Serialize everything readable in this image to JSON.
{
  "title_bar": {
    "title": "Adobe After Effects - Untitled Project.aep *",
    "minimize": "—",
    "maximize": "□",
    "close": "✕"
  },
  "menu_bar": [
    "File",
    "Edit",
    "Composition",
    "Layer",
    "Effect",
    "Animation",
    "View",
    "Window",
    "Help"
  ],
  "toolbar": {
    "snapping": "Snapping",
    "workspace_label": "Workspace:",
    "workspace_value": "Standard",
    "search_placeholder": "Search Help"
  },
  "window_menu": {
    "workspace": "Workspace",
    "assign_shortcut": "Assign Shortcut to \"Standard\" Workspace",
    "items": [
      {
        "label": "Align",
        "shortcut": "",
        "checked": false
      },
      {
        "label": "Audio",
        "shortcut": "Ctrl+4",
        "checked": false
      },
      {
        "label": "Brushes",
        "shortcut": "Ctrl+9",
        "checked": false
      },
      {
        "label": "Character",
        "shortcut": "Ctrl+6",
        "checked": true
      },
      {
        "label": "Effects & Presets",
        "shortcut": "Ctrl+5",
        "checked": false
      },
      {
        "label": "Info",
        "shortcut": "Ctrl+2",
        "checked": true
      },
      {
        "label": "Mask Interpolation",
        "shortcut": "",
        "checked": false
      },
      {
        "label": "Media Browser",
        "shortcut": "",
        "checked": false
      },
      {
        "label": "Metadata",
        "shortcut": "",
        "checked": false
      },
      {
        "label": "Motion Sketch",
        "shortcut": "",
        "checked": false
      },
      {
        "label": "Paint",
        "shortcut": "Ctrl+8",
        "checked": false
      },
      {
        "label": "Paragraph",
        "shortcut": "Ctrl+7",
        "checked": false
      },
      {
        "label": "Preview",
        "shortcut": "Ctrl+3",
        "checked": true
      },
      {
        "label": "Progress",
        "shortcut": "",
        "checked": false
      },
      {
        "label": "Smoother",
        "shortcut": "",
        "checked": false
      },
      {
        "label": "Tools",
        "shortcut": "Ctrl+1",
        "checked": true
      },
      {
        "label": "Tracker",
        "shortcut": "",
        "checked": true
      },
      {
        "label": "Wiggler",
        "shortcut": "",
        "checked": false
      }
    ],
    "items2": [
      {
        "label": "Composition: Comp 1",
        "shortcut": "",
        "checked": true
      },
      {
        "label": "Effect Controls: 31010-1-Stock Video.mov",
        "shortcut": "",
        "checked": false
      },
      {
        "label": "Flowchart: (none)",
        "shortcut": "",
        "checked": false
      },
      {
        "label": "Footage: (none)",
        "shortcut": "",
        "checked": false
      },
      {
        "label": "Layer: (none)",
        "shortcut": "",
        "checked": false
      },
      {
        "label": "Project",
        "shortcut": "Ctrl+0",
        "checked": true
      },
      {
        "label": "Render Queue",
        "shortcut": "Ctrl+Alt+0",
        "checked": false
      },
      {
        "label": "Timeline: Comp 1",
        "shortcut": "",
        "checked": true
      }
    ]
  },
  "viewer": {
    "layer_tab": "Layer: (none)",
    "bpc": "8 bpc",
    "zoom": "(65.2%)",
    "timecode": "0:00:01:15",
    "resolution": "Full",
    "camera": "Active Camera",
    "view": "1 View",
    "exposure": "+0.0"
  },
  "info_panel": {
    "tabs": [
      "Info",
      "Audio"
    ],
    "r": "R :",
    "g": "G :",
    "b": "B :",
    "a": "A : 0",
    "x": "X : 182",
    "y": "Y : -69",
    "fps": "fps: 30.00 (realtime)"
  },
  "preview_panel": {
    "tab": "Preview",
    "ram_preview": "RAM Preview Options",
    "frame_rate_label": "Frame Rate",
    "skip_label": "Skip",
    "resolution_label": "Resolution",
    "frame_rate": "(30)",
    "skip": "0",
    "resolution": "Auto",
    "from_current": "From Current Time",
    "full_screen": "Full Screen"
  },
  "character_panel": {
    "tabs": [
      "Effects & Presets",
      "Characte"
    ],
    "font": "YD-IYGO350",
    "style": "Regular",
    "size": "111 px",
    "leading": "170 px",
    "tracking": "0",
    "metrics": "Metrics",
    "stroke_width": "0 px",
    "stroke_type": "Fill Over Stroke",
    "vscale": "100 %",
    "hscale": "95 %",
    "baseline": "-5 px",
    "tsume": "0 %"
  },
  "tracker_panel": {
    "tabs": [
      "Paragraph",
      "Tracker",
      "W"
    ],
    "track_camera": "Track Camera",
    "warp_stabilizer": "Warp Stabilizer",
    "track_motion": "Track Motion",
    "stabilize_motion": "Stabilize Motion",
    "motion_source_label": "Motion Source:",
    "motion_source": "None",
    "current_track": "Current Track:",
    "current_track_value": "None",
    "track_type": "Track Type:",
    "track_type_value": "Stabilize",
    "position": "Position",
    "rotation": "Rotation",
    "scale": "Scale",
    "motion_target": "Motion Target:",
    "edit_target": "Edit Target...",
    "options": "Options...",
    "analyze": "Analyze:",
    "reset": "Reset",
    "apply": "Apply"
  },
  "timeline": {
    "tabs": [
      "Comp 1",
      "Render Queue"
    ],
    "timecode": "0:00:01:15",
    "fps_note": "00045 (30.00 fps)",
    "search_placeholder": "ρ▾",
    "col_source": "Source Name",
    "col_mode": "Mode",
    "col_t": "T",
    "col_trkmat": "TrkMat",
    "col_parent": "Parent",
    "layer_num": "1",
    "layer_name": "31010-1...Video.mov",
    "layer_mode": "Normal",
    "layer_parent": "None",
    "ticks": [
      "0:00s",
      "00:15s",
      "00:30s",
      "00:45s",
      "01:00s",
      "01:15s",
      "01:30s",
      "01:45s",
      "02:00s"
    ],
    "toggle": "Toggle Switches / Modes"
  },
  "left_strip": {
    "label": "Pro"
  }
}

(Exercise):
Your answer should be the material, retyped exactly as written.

(Written answer):
Serialize everything readable in this image to JSON.
{
  "title_bar": {
    "title": "Adobe After Effects - Untitled Project.aep *",
    "minimize": "—",
    "maximize": "□",
    "close": "✕"
  },
  "menu_bar": [
    "File",
    "Edit",
    "Composition",
    "Layer",
    "Effect",
    "Animation",
    "View",
    "Window",
    "Help"
  ],
  "toolbar": {
    "snapping": "Snapping",
    "workspace_label": "Workspace:",
    "workspace_value": "Standard",
    "search_placeholder": "Search Help"
  },
  "window_menu": {
    "workspace": "Workspace",
    "assign_shortcut": "Assign Shortcut to \"Standard\" Workspace",
    "items": [
      {
        "label": "Align",
        "shortcut": "",
        "checked": false
      },
      {
        "label": "Audio",
        "shortcut": "Ctrl+4",
        "checked": false
      },
      {
        "label": "Brushes",
        "shortcut": "Ctrl+9",
        "checked": false
      },
      {
        "label": "Character",
        "shortcut": "Ctrl+6",
        "checked": true
      },
      {
        "label": "Effects & Presets",
        "shortcut": "Ctrl+5",
        "checked": false
      },
      {
        "label": "Info",
        "shortcut": "Ctrl+2",
        "checked": true
      },
      {
        "label": "Mask Interpolation",
        "shortcut": "",
        "checked": false
      },
      {
        "label": "Media Browser",
        "shortcut": "",
        "checked": false
      },
      {
        "label": "Metadata",
        "shortcut": "",
        "checked": false
      },
      {
        "label": "Motion Sketch",
        "shortcut": "",
        "checked": false
      },
      {
        "label": "Paint",
        "shortcut": "Ctrl+8",
        "checked": false
      },
      {
        "label": "Paragraph",
        "shortcut": "Ctrl+7",
        "checked": false
      },
      {
        "label": "Preview",
        "shortcut": "Ctrl+3",
        "checked": true
      },
      {
        "label": "Progress",
        "shortcut": "",
        "checked": false
      },
      {
        "label": "Smoother",
        "shortcut": "",
        "checked": false
      },
      {
        "label": "Tools",
        "shortcut": "Ctrl+1",
        "checked": true
      },
      {
        "label": "Tracker",
        "shortcut": "",
        "checked": true
      },
      {
        "label": "Wiggler",
        "shortcut": "",
        "checked": false
      }
    ],
    "items2": [
      {
        "label": "Composition: Comp 1",
        "shortcut": "",
        "checked": true
      },
      {
        "label": "Effect Controls: 31010-1-Stock Video.mov",
        "shortcut": "",
        "checked": false
      },
      {
        "label": "Flowchart: (none)",
        "shortcut": "",
        "checked": false
      },
      {
        "label": "Footage: (none)",
        "shortcut": "",
        "checked": false
      },
      {
        "label": "Layer: (none)",
        "shortcut": "",
        "checked": false
      },
      {
        "label": "Project",
        "shortcut": "Ctrl+0",
        "checked": true
      },
      {
        "label": "Render Queue",
        "shortcut": "Ctrl+Alt+0",
        "checked": false
      },
      {
        "label": "Timeline: Comp 1",
        "shortcut": "",
        "checked": true
      }
    ]
  },
  "viewer": {
    "layer_tab": "Layer: (none)",
    "bpc": "8 bpc",
    "zoom": "(65.2%)",
    "timecode": "0:00:01:15",
    "resolution": "Full",
    "camera": "Active Camera",
    "view": "1 View",
    "exposure": "+0.0"
  },
  "info_panel": {
    "tabs": [
      "Info",
      "Audio"
    ],
    "r": "R :",
    "g": "G :",
    "b": "B :",
    "a": "A : 0",
    "x": "X : 182",
    "y": "Y : -69",
    "fps": "fps: 30.00 (realtime)"
  },
  "preview_panel": {
    "tab": "Preview",
    "ram_preview": "RAM Preview Options",
    "frame_rate_label": "Frame Rate",
    "skip_label": "Skip",
    "resolution_label": "Resolution",
    "frame_rate": "(30)",
    "skip": "0",
    "resolution": "Auto",
    "from_current": "From Current Time",
    "full_screen": "Full Screen"
  },
  "character_panel": {
    "tabs": [
      "Effects & Presets",
      "Characte"
    ],
    "font": "YD-IYGO350",
    "style": "Regular",
    "size": "111 px",
    "leading": "170 px",
    "tracking": "0",
    "metrics": "Metrics",
    "stroke_width": "0 px",
    "stroke_type": "Fill Over Stroke",
    "vscale": "100 %",
    "hscale": "95 %",
    "baseline": "-5 px",
    "tsume": "0 %"
  },
  "tracker_panel": {
    "tabs": [
      "Paragraph",
      "Tracker",
      "W"
    ],
    "track_camera": "Track Camera",
    "warp_stabilizer": "Warp Stabilizer",
    "track_motion": "Track Motion",
    "stabilize_motion": "Stabilize Motion",
    "motion_source_label": "Motion Source:",
    "motion_source": "None",
    "current_track": "Current Track:",
    "current_track_value": "None",
    "track_type": "Track Type:",
    "track_type_value": "Stabilize",
    "position": "Position",
    "rotation": "Rotation",
    "scale": "Scale",
    "motion_target": "Motion Target:",
    "edit_target": "Edit Target...",
    "options": "Options...",
    "analyze": "Analyze:",
    "reset": "Reset",
    "apply": "Apply"
  },
  "timeline": {
    "tabs": [
      "Comp 1",
      "Render Queue"
    ],
    "timecode": "0:00:01:15",
    "fps_note": "00045 (30.00 fps)",
    "search_placeholder": "ρ▾",
    "col_source": "Source Name",
    "col_mode": "Mode",
    "col_t": "T",
    "col_trkmat": "TrkMat",
    "col_parent": "Parent",
    "layer_num": "1",
    "layer_name": "31010-1...Video.mov",
    "layer_mode": "Normal",
    "layer_parent": "None",
    "ticks": [
      "0:00s",
      "00:15s",
      "00:30s",
      "00:45s",
      "01:00s",
      "01:15s",
      "01:30s",
      "01:45s",
      "02:00s"
    ],
    "toggle": "Toggle Switches / Modes"
  },
  "left_strip": {
    "label": "Pro"
  }
}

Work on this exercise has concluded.